There is no intelligence, no mobile reserves, no unified command and a political leadership that often seems disconnected from the facts on the ground. Dumping weapons into this operating environment is unlikely to prove a solution to the problems, all of which are fundamental and structural. . . .
[Furthermore, despite Washington's assumption to the contrary,] the overwhelming majority of fighters [on the rebel side] are locals and likely Ukrainian citizens, which completely undermines the premise of the entire [Brookings] report that Russian forces are the key participants and their casualties will prove a deterrent. . . .
NATO's estimates [of Russian involvement] . . . are so fantastical in range, that they suggest there is an entire Russian armored division fighting in Ukraine, perhaps even two, that have gone unnoticed by US satellites. . . .
The [Brookings] authors also advocate for strategic air defense, even though one of the few areas where Ukraine's military remains effective is precisely in air defense. . . . [and] no airpower has been used by Russia in this war [so that's useless anyway]. . . .
The real problem is that many of Ukraine's munitions are long past their service lives, the United States has no replacements for them or a quick fix for the lack of training and experience amongst Ukraine's soldiers. The administration was right in arguing that any weapon we provide will be matched by Russia, escalating the conflict with no advantage gained for Ukraine. . . .
The [Brookings] authors keenly argue for the provision of armored Humvees, a piece of equipment not only long derided by US troops and due for replacement, but also an unnecessary recommendation in light of Ukraine's advanced defense industry. Ukraine is highly capable and proficient at producing indigenous lightly armored vehicles and heavy tanks. This is actually Ukraine's defense industry's area of expertise.
Bottom line: If Obama sends weapons, like Brookings advises $3 billion worth, it'll get the US into a "proxy war" against Russia, and one that we'll almost certainly lose (along with that $3 billion of expenses paid to US arms-makers by us taxpayers).
For once: a real military expert, who's something more than just a salesman for Raytheon, Lockheed Martin, GE, and other eager manufacturers of killing-machines.
For once: a patriotic American in Washington. Probably this scathing report he wrote on the Establishment's new proposal for wasting another $3 billion to kill people (specifically to kill the residents in the Donbass region of the former Ukraine) will prevent Michael Kofman from rising any further. He's not doing his sell-job for the privateers; he's doing his advisory job for the public, but in a country that's being run for the benefit of its aristocracy, not of its public. (The public are here only to pay taxes to fund the aristocracy's ventures -- in this case its next invasion.)
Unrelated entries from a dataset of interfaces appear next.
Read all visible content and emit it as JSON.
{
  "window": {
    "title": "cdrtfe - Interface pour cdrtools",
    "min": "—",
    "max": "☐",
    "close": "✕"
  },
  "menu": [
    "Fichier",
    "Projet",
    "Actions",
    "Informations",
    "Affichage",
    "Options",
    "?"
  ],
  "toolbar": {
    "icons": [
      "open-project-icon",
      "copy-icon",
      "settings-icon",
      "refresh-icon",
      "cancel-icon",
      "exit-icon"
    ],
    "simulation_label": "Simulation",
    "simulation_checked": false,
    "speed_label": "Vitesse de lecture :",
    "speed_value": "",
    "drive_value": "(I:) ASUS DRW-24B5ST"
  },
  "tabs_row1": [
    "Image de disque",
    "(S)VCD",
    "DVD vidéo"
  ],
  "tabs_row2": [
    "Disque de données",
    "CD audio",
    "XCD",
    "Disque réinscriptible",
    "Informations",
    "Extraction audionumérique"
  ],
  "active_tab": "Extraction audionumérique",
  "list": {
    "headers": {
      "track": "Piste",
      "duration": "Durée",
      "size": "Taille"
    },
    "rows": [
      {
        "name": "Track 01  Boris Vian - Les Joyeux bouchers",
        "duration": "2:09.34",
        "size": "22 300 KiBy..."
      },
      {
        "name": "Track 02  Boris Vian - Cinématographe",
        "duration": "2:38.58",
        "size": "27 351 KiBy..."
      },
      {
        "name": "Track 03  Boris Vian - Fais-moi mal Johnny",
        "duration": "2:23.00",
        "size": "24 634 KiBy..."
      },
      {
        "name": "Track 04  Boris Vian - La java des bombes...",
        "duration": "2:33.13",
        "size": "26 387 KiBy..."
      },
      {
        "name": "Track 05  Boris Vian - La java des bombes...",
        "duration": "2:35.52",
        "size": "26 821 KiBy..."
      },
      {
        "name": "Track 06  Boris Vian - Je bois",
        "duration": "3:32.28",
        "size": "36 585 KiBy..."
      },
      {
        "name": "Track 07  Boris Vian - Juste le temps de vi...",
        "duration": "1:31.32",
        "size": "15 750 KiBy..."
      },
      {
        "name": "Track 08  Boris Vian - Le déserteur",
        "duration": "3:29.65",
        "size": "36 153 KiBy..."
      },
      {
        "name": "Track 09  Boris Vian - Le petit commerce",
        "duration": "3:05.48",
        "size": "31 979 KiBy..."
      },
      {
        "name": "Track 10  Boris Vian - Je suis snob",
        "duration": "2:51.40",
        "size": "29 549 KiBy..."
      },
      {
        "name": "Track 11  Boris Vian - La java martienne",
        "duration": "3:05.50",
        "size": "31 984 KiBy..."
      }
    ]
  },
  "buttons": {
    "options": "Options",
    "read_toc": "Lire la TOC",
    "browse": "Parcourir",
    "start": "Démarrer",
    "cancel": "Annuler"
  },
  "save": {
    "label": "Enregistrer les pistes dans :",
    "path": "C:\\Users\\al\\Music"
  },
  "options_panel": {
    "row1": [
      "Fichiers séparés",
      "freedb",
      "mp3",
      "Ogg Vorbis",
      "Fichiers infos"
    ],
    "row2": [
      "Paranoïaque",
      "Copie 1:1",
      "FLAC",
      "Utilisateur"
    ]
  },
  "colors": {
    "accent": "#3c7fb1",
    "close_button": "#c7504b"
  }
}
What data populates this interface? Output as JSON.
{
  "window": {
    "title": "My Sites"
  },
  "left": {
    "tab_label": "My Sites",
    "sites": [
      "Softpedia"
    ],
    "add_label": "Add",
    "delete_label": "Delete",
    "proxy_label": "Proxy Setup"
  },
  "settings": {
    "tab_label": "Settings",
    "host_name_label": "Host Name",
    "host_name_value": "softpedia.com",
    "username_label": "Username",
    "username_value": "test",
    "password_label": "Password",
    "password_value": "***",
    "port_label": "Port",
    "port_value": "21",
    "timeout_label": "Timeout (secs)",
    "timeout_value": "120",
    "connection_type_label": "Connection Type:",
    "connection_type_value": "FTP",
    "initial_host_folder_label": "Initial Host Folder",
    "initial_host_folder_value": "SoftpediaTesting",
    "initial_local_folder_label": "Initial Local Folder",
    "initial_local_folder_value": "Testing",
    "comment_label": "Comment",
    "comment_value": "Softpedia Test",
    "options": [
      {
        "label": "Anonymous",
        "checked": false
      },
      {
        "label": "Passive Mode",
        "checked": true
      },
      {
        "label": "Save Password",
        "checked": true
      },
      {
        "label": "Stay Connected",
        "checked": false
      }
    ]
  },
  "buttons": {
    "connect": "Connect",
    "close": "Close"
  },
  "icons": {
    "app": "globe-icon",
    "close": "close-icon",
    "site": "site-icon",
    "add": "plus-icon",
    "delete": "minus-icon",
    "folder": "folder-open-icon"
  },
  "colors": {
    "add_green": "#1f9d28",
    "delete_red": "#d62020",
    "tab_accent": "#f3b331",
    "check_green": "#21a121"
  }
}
Will Michael Kofman end up in the breadlines, while the authors of the Brookings report end up in the headlines, and inside the White House? What would a President Elizabeth Warren, or a President Bernie Sanders, say about that? Of course, no one knows, but virtually all of the other prospective Presidential candidates would probably love to preside over more opportunities to "protect" "allies," such as Ukraine's ravenous oligarchs, who are already stripping that entire country clean -- but they're 'America's friends.'
As for the residents of Donbass: they get in the way of Obama's plans -- such as to place nuclear missiles right next door to Russia.
Investigative historian Eric Zuesse is the author, most recently, of They're Not Even Close: The Democratic vs. Republican Economic Records, 1910-2010, and of Christ's Ventriloquists: The Event that Created Christianity.
Posted in accordance with Title 17, Section 107, US Code, for noncommercial, educational purposes.